E iarna si alunecam. Si apropo, am identificat recent una dintre cele mai interesante alunecari lingvistico-topografice. Aceasta alunecare poate fi rezumata la urmatoarea intrebare: cum poti ajunge de la un nume ca Valley of Heart’s Delight la unul ca Silicon Valley? Teribil de complex, nu-i asa? Si de interesant. Se pare ca excesul de placeri dauneaza. Intotdeauna a daunat. Primul simptom? Impietrirea inimii si siliconarea sanilor (ranjet discret). Joel Garreau ne povesteste mai multe – oh, imi plac enorm de mult povestile. Voua nu? Evident ca da. Evident, evident. Mai ales acelea fara poze.
Down the peninsula from San Francisco lies Santa Clara County. As late as the sixties it was still most famous for its apricots and prunes. When its orchards erupted into bloom in the spring, they attracted tourists like the lives in the New England’s autumn. Since the 1920s, this area just south of Palo Alto and Stanford University had been known as the Valley of Heart’s Delight (culorile imi apartin. Vor sa sugereze tenta ecologica a blogului).
By the mid-1960s, however, the Santa Clara Valley was changing. In 1938, two young Stanford grads, Bill Hewlett and Dave Packard, started the area’s first technology company in their now-famous garage in Palo Alto.
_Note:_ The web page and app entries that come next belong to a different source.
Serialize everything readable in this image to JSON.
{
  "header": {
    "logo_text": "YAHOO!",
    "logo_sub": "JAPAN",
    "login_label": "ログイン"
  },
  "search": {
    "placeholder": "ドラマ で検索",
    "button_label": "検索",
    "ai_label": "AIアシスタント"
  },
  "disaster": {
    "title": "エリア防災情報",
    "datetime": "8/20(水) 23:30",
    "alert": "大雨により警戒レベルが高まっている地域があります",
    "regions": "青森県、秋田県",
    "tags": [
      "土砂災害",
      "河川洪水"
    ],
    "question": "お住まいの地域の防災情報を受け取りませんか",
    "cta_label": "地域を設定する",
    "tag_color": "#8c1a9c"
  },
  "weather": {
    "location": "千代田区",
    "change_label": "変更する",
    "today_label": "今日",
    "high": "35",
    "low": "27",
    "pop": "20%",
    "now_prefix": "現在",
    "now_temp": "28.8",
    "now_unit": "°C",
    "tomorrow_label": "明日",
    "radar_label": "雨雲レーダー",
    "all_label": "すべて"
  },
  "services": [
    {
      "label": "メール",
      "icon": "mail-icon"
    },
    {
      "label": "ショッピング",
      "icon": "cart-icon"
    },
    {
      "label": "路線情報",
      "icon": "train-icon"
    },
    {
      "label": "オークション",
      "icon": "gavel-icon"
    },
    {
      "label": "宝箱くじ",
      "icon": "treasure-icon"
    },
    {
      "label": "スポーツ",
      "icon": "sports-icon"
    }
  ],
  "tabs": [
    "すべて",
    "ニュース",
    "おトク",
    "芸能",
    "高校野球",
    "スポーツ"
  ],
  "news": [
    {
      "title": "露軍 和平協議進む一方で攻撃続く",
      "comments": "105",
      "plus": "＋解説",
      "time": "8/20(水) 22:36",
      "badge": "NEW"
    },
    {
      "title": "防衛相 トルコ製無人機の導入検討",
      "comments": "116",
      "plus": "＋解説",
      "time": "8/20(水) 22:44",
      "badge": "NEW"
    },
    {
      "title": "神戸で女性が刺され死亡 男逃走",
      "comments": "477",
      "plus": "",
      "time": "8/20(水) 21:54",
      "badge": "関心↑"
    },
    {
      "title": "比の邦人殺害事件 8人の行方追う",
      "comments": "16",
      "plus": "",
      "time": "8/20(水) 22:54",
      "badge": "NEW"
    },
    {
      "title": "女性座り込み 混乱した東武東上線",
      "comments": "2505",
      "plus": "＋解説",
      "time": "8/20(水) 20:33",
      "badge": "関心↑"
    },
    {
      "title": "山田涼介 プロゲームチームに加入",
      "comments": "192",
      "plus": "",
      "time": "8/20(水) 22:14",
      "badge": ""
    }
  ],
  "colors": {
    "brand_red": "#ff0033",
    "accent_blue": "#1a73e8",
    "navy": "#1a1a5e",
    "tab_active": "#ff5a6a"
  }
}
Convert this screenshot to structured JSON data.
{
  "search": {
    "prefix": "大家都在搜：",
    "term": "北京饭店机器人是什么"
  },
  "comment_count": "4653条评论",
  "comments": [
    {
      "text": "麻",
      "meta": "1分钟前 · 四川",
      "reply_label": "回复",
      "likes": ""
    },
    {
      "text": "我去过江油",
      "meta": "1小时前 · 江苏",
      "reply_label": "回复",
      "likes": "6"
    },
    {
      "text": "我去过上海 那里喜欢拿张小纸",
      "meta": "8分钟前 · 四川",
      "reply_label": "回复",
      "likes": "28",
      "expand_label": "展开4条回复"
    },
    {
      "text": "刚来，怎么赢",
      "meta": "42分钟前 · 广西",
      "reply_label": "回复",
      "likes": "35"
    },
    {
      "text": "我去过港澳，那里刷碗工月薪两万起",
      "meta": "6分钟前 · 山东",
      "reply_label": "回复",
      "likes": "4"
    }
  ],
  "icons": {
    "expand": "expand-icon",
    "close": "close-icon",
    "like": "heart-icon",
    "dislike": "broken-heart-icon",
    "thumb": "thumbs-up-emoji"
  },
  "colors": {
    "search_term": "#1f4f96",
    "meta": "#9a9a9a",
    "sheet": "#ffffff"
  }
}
Their first big customer was Walt Disney, who bought eight of their “audio oscillators” for use in his new animated film, Fantasia. In 1959, Robert Noyce of Fairchild Semiconductors figured out how to etch thousand of transistors on one piece of silicon and mass-produce these, thereby sharing credit with Jack Kilby for inventing the computer chip as we know it. Not for a dozen more years, nonetheless, would the area acquire the name that would make it legendary. Only in 1971 Valley of Heart’s Delight was the first referred to in print as Silicon Valley. [p. 42]